(SOURCE INFORMATION begins)
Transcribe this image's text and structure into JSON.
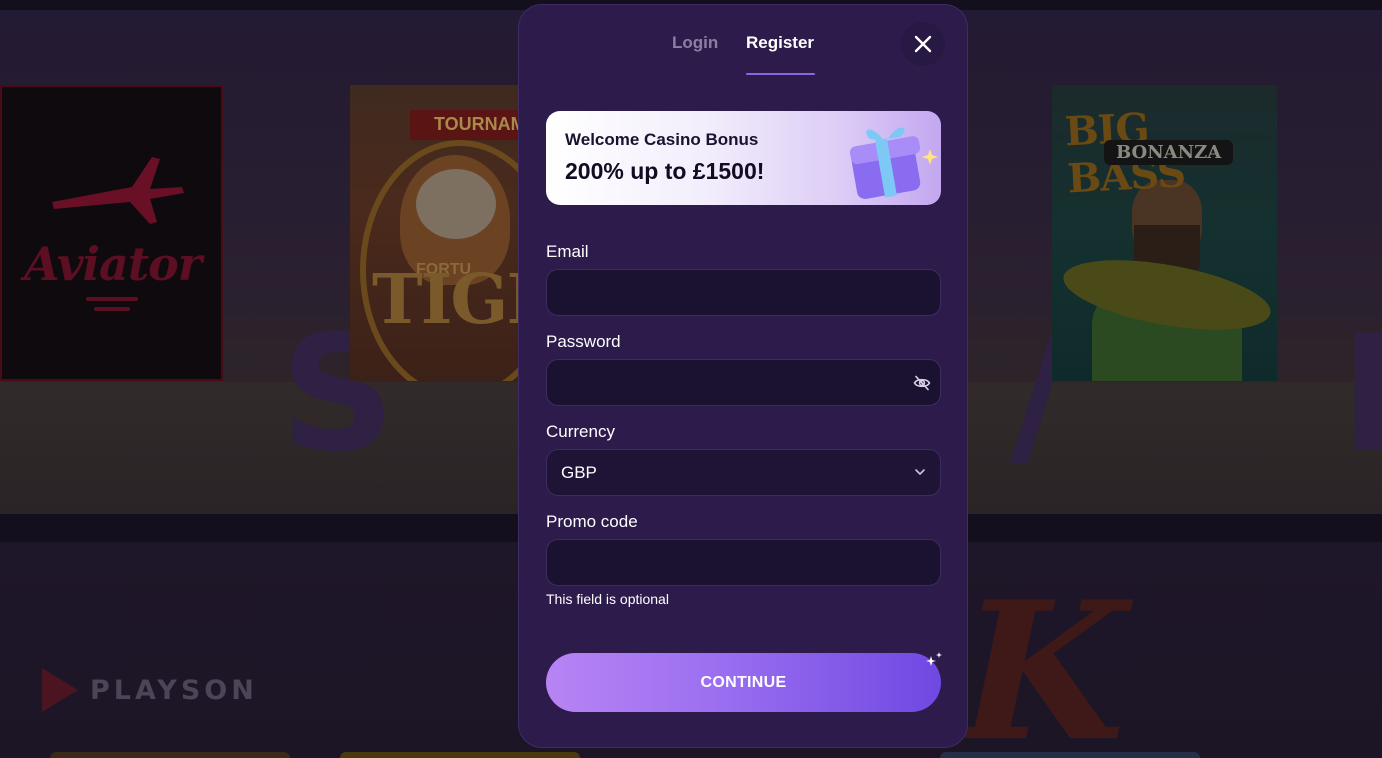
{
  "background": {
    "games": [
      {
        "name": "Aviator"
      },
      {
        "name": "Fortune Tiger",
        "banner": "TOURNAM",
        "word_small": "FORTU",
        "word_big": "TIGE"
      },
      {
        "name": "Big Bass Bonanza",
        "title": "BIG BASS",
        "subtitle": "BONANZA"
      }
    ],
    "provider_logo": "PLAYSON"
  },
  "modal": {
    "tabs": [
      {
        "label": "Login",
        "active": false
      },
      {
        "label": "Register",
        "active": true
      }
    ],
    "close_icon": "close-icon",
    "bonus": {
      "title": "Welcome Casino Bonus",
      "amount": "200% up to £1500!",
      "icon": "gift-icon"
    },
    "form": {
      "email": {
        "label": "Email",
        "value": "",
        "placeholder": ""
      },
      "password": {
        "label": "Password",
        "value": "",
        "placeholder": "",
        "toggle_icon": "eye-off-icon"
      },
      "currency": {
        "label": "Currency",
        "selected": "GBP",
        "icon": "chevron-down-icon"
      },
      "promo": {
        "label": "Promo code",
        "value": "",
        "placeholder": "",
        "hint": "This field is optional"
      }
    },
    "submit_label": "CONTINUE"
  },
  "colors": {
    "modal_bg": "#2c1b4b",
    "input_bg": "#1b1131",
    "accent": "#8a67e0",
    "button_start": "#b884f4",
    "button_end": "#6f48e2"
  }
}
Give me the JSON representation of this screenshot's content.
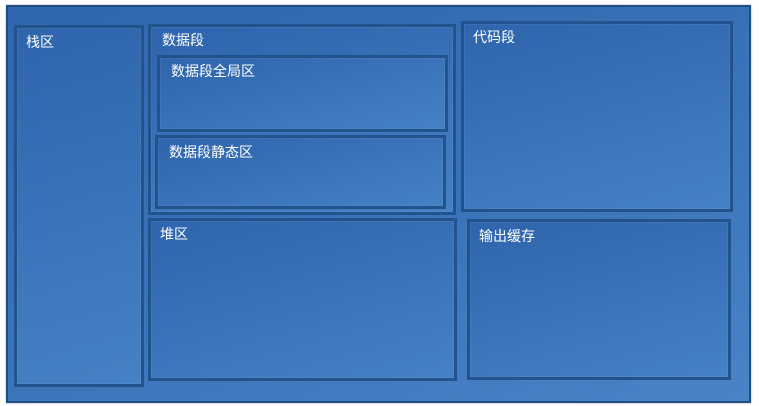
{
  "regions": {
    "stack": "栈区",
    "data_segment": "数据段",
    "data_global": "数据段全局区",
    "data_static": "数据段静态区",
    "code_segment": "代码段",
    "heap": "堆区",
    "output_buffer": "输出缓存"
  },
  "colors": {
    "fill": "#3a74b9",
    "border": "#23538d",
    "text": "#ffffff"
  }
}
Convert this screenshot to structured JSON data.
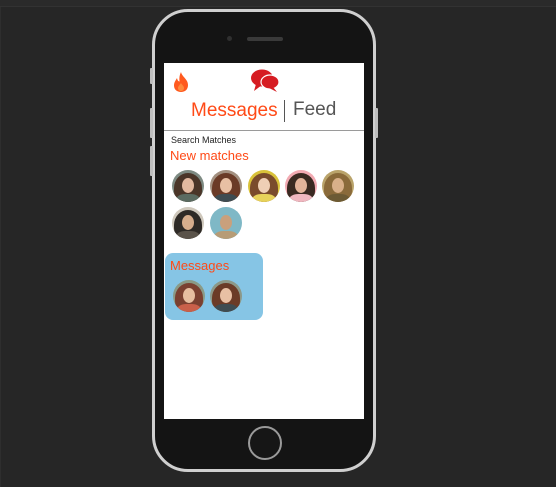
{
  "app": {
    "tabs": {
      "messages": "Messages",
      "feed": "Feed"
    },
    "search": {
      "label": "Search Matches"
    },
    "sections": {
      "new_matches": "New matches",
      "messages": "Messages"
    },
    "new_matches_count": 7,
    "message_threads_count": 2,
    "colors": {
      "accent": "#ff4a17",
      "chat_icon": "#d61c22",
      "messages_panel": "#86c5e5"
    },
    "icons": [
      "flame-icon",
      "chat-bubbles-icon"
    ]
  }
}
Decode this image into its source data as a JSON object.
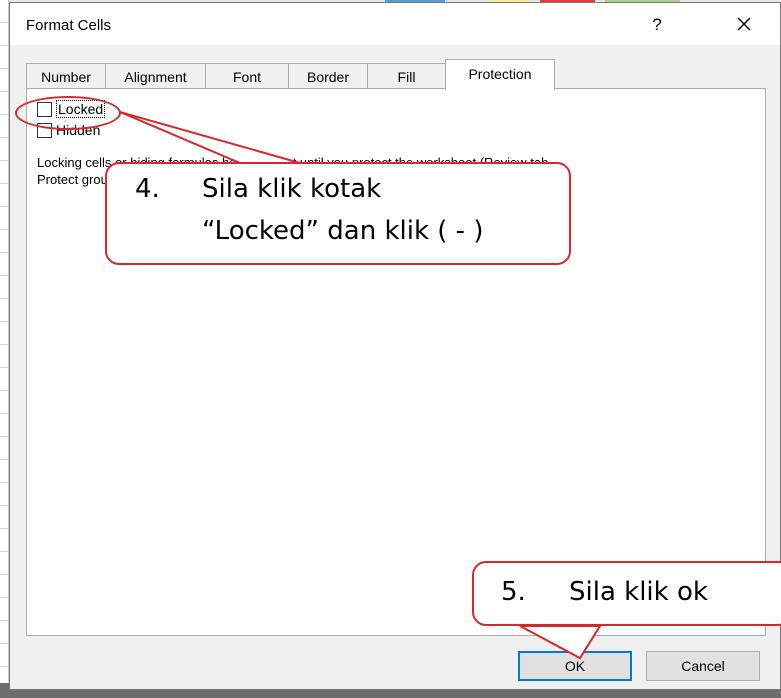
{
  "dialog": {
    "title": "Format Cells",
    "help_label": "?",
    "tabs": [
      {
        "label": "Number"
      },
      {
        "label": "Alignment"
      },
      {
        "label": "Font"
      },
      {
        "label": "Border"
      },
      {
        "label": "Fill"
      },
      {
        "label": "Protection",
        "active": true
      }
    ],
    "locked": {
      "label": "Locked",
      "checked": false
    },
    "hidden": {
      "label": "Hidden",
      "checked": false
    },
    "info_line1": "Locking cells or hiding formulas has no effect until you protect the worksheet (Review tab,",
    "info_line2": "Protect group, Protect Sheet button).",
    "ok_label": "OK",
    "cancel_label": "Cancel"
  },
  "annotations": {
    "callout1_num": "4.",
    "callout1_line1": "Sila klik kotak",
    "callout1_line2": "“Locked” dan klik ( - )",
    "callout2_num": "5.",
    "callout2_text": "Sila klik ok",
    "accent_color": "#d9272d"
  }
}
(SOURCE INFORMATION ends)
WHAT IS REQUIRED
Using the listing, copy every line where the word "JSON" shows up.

YOUR RESPONSE
Transcribe this image's text and structure into JSON.
Give me the JSON representation of this screenshot's content.
Convert this screenshot to structured JSON data.
Decode this image into its source data as a JSON object.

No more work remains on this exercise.